# What you are asked to do
All of the data that follows should be output again without any alteration.

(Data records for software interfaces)
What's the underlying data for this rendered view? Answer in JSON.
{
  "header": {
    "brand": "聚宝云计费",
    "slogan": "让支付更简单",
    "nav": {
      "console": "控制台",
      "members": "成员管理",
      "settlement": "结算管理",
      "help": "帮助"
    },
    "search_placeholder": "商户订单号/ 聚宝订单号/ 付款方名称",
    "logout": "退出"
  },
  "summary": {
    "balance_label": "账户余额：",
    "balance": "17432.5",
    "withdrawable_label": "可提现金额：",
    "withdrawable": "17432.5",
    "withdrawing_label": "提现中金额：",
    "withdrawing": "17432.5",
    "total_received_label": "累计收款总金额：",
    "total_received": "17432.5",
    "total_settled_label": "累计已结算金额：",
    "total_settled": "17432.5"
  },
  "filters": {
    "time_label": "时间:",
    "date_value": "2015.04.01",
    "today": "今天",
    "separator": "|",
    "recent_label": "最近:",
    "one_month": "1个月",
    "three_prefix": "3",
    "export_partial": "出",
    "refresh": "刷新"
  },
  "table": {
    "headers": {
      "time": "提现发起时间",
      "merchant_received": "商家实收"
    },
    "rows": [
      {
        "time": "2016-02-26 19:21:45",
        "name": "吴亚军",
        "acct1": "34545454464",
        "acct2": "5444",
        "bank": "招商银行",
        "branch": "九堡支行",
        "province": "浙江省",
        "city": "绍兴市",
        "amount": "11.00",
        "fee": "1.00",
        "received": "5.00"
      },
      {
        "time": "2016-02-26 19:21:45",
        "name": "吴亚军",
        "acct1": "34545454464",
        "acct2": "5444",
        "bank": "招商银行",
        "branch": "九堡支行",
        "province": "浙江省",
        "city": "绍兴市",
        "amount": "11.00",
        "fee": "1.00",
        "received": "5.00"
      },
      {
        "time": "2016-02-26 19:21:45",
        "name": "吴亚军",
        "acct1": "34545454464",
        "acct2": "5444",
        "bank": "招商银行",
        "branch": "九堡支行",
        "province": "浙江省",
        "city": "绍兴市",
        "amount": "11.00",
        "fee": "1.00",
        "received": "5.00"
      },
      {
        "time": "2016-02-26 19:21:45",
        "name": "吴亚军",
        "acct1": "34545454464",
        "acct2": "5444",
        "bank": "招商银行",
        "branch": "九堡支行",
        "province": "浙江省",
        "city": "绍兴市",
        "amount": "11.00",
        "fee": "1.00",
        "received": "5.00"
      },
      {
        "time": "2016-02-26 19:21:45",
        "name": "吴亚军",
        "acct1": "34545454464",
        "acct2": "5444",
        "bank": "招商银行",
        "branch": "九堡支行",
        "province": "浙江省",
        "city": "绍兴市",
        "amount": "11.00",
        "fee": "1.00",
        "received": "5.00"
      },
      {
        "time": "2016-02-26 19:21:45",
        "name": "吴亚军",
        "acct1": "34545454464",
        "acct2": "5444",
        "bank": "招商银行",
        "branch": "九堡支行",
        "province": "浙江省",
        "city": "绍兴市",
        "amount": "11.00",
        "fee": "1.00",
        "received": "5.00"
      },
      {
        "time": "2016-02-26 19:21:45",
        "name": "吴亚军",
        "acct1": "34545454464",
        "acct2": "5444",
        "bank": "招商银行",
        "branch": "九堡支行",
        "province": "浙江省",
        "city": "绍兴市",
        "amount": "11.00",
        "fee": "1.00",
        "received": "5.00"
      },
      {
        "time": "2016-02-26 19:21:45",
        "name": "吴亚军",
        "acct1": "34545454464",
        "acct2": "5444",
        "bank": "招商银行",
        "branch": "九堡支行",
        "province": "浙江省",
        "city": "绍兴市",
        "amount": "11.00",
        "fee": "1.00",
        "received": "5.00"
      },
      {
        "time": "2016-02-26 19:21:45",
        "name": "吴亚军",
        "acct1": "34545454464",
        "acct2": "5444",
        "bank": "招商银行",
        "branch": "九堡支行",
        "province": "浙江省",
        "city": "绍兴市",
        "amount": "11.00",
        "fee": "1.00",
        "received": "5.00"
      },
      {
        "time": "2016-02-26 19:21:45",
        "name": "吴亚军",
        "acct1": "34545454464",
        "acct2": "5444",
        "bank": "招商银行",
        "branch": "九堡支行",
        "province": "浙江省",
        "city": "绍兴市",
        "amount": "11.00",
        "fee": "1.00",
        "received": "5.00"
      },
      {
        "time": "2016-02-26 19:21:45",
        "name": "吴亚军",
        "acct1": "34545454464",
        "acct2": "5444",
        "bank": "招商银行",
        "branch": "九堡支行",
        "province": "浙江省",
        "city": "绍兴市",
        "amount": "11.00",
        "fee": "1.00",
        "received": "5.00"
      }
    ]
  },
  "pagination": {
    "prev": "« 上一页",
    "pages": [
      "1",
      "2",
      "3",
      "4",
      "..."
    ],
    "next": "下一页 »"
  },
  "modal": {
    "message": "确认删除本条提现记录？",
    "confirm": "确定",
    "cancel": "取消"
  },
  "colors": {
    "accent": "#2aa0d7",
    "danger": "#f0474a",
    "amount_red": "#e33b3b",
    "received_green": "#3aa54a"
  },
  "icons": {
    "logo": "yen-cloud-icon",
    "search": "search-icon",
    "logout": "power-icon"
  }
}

# Exercise output
What's the underlying data for this rendered view? Answer in JSON.
{
  "header": {
    "brand": "聚宝云计费",
    "slogan": "让支付更简单",
    "nav": {
      "console": "控制台",
      "members": "成员管理",
      "settlement": "结算管理",
      "help": "帮助"
    },
    "search_placeholder": "商户订单号/ 聚宝订单号/ 付款方名称",
    "logout": "退出"
  },
  "summary": {
    "balance_label": "账户余额：",
    "balance": "17432.5",
    "withdrawable_label": "可提现金额：",
    "withdrawable": "17432.5",
    "withdrawing_label": "提现中金额：",
    "withdrawing": "17432.5",
    "total_received_label": "累计收款总金额：",
    "total_received": "17432.5",
    "total_settled_label": "累计已结算金额：",
    "total_settled": "17432.5"
  },
  "filters": {
    "time_label": "时间:",
    "date_value": "2015.04.01",
    "today": "今天",
    "separator": "|",
    "recent_label": "最近:",
    "one_month": "1个月",
    "three_prefix": "3",
    "export_partial": "出",
    "refresh": "刷新"
  },
  "table": {
    "headers": {
      "time": "提现发起时间",
      "merchant_received": "商家实收"
    },
    "rows": [
      {
        "time": "2016-02-26 19:21:45",
        "name": "吴亚军",
        "acct1": "34545454464",
        "acct2": "5444",
        "bank": "招商银行",
        "branch": "九堡支行",
        "province": "浙江省",
        "city": "绍兴市",
        "amount": "11.00",
        "fee": "1.00",
        "received": "5.00"
      },
      {
        "time": "2016-02-26 19:21:45",
        "name": "吴亚军",
        "acct1": "34545454464",
        "acct2": "5444",
        "bank": "招商银行",
        "branch": "九堡支行",
        "province": "浙江省",
        "city": "绍兴市",
        "amount": "11.00",
        "fee": "1.00",
        "received": "5.00"
      },
      {
        "time": "2016-02-26 19:21:45",
        "name": "吴亚军",
        "acct1": "34545454464",
        "acct2": "5444",
        "bank": "招商银行",
        "branch": "九堡支行",
        "province": "浙江省",
        "city": "绍兴市",
        "amount": "11.00",
        "fee": "1.00",
        "received": "5.00"
      },
      {
        "time": "2016-02-26 19:21:45",
        "name": "吴亚军",
        "acct1": "34545454464",
        "acct2": "5444",
        "bank": "招商银行",
        "branch": "九堡支行",
        "province": "浙江省",
        "city": "绍兴市",
        "amount": "11.00",
        "fee": "1.00",
        "received": "5.00"
      },
      {
        "time": "2016-02-26 19:21:45",
        "name": "吴亚军",
        "acct1": "34545454464",
        "acct2": "5444",
        "bank": "招商银行",
        "branch": "九堡支行",
        "province": "浙江省",
        "city": "绍兴市",
        "amount": "11.00",
        "fee": "1.00",
        "received": "5.00"
      },
      {
        "time": "2016-02-26 19:21:45",
        "name": "吴亚军",
        "acct1": "34545454464",
        "acct2": "5444",
        "bank": "招商银行",
        "branch": "九堡支行",
        "province": "浙江省",
        "city": "绍兴市",
        "amount": "11.00",
        "fee": "1.00",
        "received": "5.00"
      },
      {
        "time": "2016-02-26 19:21:45",
        "name": "吴亚军",
        "acct1": "34545454464",
        "acct2": "5444",
        "bank": "招商银行",
        "branch": "九堡支行",
        "province": "浙江省",
        "city": "绍兴市",
        "amount": "11.00",
        "fee": "1.00",
        "received": "5.00"
      },
      {
        "time": "2016-02-26 19:21:45",
        "name": "吴亚军",
        "acct1": "34545454464",
        "acct2": "5444",
        "bank": "招商银行",
        "branch": "九堡支行",
        "province": "浙江省",
        "city": "绍兴市",
        "amount": "11.00",
        "fee": "1.00",
        "received": "5.00"
      },
      {
        "time": "2016-02-26 19:21:45",
        "name": "吴亚军",
        "acct1": "34545454464",
        "acct2": "5444",
        "bank": "招商银行",
        "branch": "九堡支行",
        "province": "浙江省",
        "city": "绍兴市",
        "amount": "11.00",
        "fee": "1.00",
        "received": "5.00"
      },
      {
        "time": "2016-02-26 19:21:45",
        "name": "吴亚军",
        "acct1": "34545454464",
        "acct2": "5444",
        "bank": "招商银行",
        "branch": "九堡支行",
        "province": "浙江省",
        "city": "绍兴市",
        "amount": "11.00",
        "fee": "1.00",
        "received": "5.00"
      },
      {
        "time": "2016-02-26 19:21:45",
        "name": "吴亚军",
        "acct1": "34545454464",
        "acct2": "5444",
        "bank": "招商银行",
        "branch": "九堡支行",
        "province": "浙江省",
        "city": "绍兴市",
        "amount": "11.00",
        "fee": "1.00",
        "received": "5.00"
      }
    ]
  },
  "pagination": {
    "prev": "« 上一页",
    "pages": [
      "1",
      "2",
      "3",
      "4",
      "..."
    ],
    "next": "下一页 »"
  },
  "modal": {
    "message": "确认删除本条提现记录？",
    "confirm": "确定",
    "cancel": "取消"
  },
  "colors": {
    "accent": "#2aa0d7",
    "danger": "#f0474a",
    "amount_red": "#e33b3b",
    "received_green": "#3aa54a"
  },
  "icons": {
    "logo": "yen-cloud-icon",
    "search": "search-icon",
    "logout": "power-icon"
  }
}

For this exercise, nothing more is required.